He was not without his critics. The French symbolist Jacques Dernaux led a protest against Zurich's politically-charged play "Not Without Fear" in 1915, and the pamphlet that Zurich published in response to these protests was Tristan Tzara's inspiration (or so he claimed) for the first efforts of the Dada movement after the war.
The Weimar years were not kind to Zurich and he went into a spiritual and creative decline. All of his writing for the stage ceased, replaced by poetry that was not particularly well-received. With his growing obsession with German nationalism and his increasing attachment to the philosophies of Martin Heidegger, he undoubtedly would have applauded the Nazi rise to power had he not died in 1931 in an apparent suicide. His wife, the famed German actress Freida Gottshched, was largely responsible for preserving his works and his reputation subsequent to his demise.
It is our great honor to bring his unique voice and compelling perspective back to an American audience.
Saturday, February 20, 2010
One of the many awesome things about hosting Rorschach: X is working with the many generous vendors and businesses that donate goods and services.
One of our silent auction sponsors was just featured in the Washington Post Magazine.
Lilly's Closet is a wardrobe styling firm created by Margaret Lilly. She is a styling goddess that will transform your look from average to amazing!
You'll have a chance to bid for her services at Rorschach: X on Saturday night!
Buy those tickets now, folks!
Friday, February 12, 2010
As you may have heard (below...), Rorschach has a big milestone this year--our 10th Anniversary. So in honor of that we're throwing one incredible party on Saturday February 27th. For all the party details click here or check back on the blog in the coming weeks for more inside scoop.
Wednesday, February 10, 2010
Saturday, February 27, 2010 7:30pm
ICON: 1821 14th Street
(2 blocks from U Street Metro Stop)
TICKETS ON SALE NOW!
or call 1-800-494-TIXS
On Saturday, February 27, 2010, at 7:30PM, Rorschach: X will bring Rorschach’s innovation to ICON on 14th Street as the inventive, immersive theatre company celebrates its annual fundraising benefit. The store’s sleek and modern aesthetic will provide a unique backdrop for an unforgettable evening featuring entertainment, a silent auction and the opportunity to mingle with Rorschach Theatre’s artists, patrons and fans. The silent auction will feature treats and treasures from all sorts of Washington hot spots--Anthropologie, Teaism, DC United, Lilly’s Closet, Landmark Theatres and others.

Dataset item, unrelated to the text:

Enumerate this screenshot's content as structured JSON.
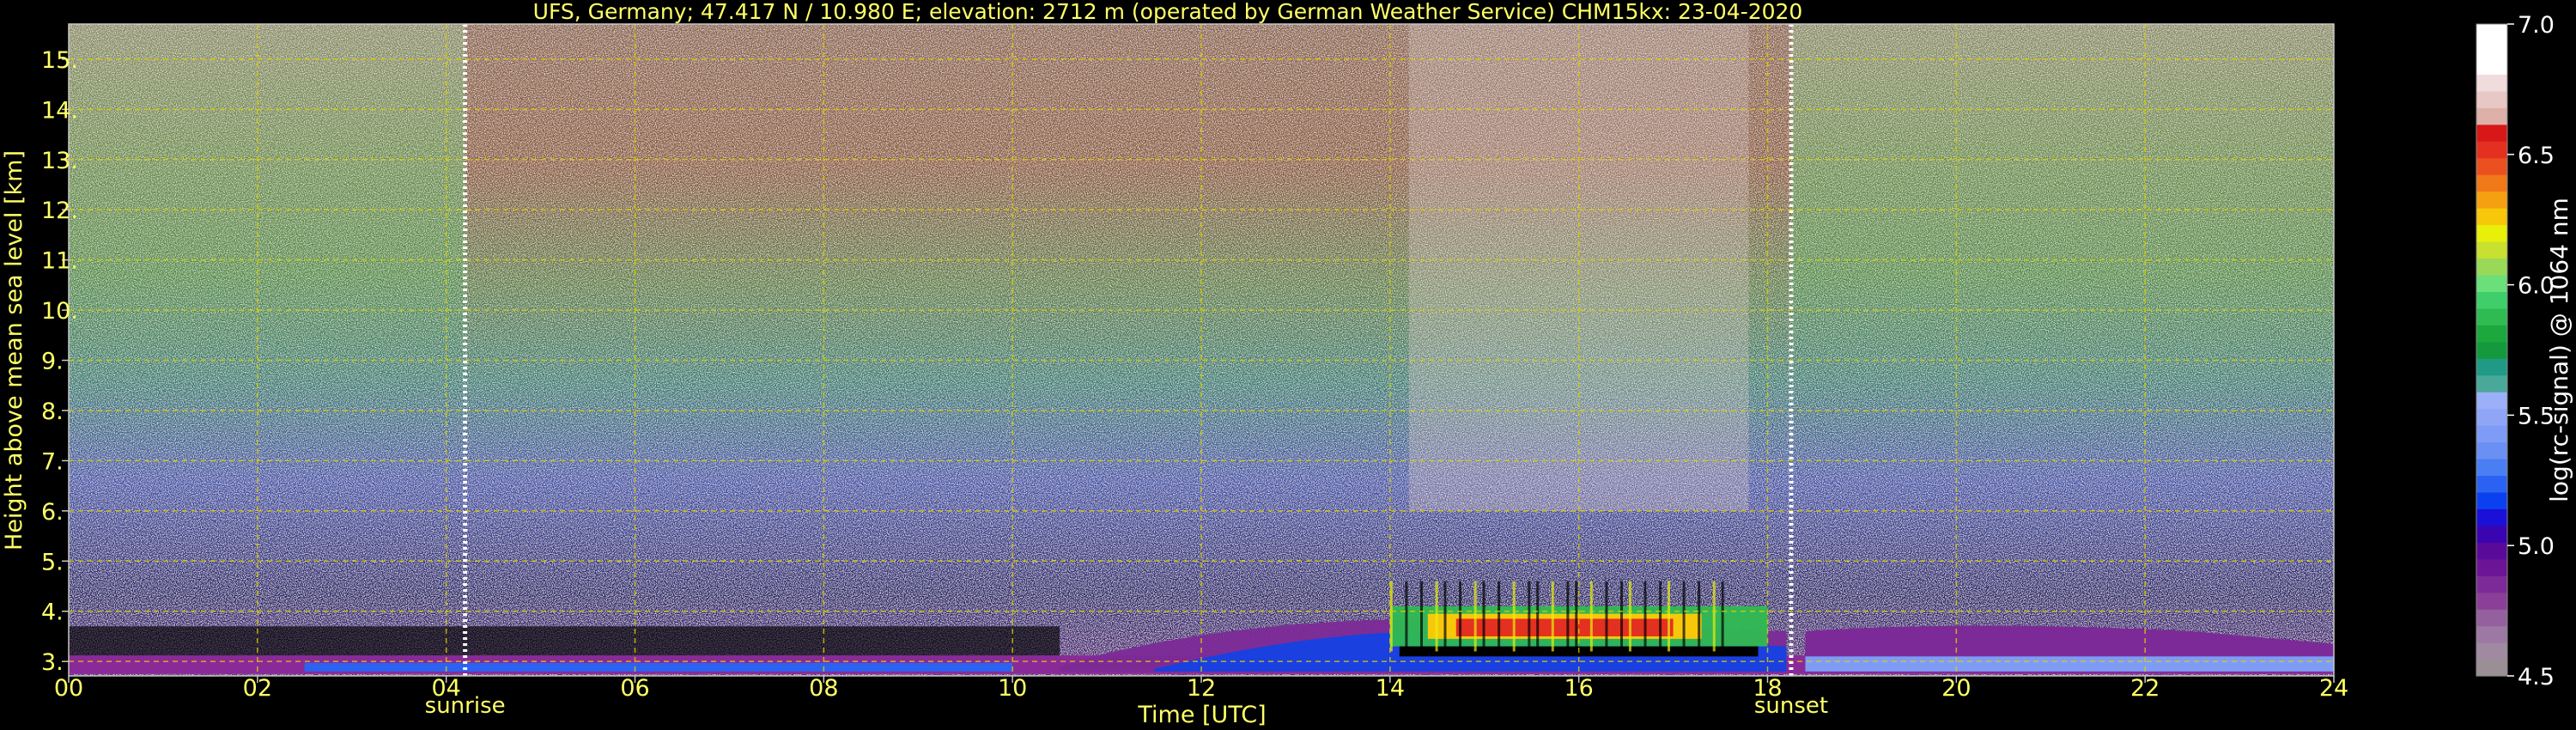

Always on the cutting edge, Rorschach is pioneering the pay-what-you-can benefit in Washington. The suggested price of admission to Rorschach: X is $50 which includes an open bar, light snacks & desserts, music, dancing and the company of some of DC most exciting theatre artists. For those who want to share in the fun but are working on a fixed budget the minimum price is $30 per person. Generous guests are encouraged to consider a ticket of $75 or $100.
To buy your tickets now, CLICK HERE!

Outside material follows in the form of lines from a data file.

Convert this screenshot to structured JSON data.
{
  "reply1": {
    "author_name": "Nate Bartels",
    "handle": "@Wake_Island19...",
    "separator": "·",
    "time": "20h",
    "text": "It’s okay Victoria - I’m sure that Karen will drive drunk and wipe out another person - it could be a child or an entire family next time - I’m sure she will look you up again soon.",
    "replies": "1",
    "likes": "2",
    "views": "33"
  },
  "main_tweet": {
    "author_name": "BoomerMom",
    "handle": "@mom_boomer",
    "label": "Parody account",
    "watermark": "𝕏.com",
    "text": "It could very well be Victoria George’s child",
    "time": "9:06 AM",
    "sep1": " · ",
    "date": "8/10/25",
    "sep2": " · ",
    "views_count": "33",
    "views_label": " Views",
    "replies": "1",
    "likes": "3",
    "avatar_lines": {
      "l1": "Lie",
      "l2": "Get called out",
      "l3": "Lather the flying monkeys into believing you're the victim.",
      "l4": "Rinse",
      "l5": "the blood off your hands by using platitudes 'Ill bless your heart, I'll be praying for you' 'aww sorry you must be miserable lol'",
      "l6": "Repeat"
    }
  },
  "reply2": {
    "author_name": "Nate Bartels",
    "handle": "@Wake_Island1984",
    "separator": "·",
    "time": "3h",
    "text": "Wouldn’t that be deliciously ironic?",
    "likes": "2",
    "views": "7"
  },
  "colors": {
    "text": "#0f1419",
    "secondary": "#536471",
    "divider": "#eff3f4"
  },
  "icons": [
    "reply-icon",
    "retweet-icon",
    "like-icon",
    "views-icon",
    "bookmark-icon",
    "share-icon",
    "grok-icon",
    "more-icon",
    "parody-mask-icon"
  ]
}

Rorschach would like to thank the sponsors of Rorschach: X: Magic Hat Brewery, Dogfish Head Brewery, Honest Tea, Whole Foods, Garden District, Patty Boom Boom, Commonwealth Gastropub, Total Wine and Dolcezza Artisinal Gelato.